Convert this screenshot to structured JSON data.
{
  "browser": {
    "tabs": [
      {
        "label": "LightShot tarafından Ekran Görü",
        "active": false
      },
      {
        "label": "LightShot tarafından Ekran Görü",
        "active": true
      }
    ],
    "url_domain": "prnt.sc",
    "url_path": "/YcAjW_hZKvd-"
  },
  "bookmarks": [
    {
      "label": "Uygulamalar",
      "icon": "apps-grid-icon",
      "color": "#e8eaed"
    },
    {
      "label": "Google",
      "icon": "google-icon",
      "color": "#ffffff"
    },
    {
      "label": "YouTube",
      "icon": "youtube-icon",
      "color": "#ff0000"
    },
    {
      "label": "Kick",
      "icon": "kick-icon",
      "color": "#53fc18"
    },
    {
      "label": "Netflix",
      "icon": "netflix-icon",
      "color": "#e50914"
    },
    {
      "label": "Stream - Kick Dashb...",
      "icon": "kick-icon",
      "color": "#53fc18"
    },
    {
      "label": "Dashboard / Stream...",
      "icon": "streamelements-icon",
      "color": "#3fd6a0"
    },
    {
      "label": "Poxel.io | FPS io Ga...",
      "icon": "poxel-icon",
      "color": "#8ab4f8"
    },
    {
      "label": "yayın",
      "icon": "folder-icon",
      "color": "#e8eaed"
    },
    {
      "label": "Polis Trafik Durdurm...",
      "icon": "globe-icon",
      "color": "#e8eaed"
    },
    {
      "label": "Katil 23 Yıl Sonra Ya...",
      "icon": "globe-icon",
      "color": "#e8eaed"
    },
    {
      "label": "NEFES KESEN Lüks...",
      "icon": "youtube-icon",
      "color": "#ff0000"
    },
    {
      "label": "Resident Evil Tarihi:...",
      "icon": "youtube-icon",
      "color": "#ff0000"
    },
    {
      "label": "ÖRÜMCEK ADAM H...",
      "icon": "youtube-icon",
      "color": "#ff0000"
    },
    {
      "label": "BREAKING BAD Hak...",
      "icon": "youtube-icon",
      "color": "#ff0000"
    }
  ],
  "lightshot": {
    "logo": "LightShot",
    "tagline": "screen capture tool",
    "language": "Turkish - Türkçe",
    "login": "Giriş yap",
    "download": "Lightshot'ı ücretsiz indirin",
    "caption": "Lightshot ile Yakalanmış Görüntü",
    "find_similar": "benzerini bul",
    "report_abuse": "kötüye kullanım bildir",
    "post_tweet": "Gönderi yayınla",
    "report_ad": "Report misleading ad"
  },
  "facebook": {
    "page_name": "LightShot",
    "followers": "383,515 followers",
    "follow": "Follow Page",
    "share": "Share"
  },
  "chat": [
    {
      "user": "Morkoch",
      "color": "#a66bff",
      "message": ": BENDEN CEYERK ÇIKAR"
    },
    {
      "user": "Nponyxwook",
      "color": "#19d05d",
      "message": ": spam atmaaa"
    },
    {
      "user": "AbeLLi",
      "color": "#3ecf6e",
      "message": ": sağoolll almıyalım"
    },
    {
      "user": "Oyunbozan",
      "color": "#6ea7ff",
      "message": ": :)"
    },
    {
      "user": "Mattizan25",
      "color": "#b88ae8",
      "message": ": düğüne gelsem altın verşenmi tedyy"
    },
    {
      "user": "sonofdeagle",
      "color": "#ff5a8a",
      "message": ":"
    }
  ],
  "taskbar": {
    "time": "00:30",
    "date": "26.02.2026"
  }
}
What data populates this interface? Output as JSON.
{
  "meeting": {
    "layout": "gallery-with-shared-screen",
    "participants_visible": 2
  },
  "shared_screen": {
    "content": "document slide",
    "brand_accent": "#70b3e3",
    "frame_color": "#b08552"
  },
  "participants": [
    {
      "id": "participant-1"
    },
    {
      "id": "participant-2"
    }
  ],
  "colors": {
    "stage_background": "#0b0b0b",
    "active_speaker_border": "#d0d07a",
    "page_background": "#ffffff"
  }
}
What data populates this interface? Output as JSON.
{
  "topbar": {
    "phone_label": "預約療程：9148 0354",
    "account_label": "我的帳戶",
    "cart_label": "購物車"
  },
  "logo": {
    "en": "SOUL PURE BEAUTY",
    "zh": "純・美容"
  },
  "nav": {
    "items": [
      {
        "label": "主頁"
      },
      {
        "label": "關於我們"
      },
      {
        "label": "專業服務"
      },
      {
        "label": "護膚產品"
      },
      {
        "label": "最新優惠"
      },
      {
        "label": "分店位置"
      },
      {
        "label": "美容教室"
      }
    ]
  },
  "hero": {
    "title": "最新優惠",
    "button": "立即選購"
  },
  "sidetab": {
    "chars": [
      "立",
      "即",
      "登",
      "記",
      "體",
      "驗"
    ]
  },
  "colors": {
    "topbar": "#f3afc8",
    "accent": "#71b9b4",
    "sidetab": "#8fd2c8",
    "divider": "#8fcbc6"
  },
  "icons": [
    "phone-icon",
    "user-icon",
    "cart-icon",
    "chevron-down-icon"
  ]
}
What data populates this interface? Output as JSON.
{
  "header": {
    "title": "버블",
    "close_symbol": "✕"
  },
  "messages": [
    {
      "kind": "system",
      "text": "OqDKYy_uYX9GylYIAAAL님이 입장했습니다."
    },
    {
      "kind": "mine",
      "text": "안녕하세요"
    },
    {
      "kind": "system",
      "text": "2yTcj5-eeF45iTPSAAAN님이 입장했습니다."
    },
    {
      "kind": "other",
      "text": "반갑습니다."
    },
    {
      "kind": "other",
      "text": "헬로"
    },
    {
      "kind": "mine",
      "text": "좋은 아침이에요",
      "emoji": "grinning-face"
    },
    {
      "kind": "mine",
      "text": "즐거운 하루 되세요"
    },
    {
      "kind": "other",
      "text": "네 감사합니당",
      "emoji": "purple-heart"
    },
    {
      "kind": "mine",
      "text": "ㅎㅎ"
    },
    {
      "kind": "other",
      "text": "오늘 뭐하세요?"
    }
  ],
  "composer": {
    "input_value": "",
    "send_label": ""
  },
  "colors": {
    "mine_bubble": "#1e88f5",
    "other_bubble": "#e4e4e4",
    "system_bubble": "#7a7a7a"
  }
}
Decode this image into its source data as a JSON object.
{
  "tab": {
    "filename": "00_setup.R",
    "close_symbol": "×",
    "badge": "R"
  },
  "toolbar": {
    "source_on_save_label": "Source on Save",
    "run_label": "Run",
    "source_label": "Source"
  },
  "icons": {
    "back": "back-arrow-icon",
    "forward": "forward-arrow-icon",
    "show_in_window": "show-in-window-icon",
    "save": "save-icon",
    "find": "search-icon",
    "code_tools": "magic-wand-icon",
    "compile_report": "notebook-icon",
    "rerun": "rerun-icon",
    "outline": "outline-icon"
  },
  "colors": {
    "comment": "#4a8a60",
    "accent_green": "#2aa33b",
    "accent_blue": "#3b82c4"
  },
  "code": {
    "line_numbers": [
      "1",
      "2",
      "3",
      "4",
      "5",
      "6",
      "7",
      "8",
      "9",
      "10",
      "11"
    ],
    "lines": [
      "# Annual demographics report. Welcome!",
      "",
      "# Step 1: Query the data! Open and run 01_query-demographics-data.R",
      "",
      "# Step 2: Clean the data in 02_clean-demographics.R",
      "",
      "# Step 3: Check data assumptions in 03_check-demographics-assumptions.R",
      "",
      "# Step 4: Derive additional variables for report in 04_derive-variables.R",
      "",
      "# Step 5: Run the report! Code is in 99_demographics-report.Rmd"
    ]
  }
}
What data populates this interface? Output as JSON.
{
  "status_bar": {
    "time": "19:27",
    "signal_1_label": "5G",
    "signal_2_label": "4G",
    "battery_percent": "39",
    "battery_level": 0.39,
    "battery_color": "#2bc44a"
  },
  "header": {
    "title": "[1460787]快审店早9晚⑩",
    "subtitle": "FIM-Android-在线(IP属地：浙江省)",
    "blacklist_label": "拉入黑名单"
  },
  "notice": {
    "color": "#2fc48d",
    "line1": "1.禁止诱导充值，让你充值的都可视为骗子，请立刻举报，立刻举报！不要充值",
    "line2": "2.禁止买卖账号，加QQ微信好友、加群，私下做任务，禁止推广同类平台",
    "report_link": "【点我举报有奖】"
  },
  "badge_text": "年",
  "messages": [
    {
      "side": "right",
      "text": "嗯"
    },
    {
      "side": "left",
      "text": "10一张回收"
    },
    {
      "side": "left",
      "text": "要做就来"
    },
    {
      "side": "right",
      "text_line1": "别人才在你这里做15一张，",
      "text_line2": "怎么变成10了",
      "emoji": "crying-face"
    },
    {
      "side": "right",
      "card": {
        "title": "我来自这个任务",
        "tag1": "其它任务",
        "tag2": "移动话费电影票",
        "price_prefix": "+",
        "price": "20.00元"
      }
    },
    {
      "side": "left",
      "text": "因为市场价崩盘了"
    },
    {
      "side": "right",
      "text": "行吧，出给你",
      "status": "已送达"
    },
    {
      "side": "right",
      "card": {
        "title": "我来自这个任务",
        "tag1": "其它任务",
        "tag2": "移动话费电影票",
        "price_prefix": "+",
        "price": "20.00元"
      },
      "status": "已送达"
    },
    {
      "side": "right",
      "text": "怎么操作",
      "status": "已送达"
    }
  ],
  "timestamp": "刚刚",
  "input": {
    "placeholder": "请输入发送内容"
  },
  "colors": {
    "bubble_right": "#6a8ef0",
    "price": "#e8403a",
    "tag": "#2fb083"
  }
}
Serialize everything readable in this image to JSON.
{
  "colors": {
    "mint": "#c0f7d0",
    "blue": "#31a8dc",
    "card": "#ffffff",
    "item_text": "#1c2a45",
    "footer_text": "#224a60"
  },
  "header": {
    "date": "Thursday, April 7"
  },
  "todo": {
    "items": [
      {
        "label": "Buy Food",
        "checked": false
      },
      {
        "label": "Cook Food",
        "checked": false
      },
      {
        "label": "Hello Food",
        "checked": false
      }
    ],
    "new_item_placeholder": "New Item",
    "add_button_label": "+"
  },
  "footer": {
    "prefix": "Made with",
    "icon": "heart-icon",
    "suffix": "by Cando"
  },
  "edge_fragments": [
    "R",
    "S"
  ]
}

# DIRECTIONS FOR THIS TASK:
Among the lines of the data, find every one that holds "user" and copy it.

# PROBLEM SOLUTION:
      "user": "Morkoch",
      "user": "Nponyxwook",
      "user": "AbeLLi",
      "user": "Oyunbozan",
      "user": "Mattizan25",
      "user": "sonofdeagle",
    "user-icon",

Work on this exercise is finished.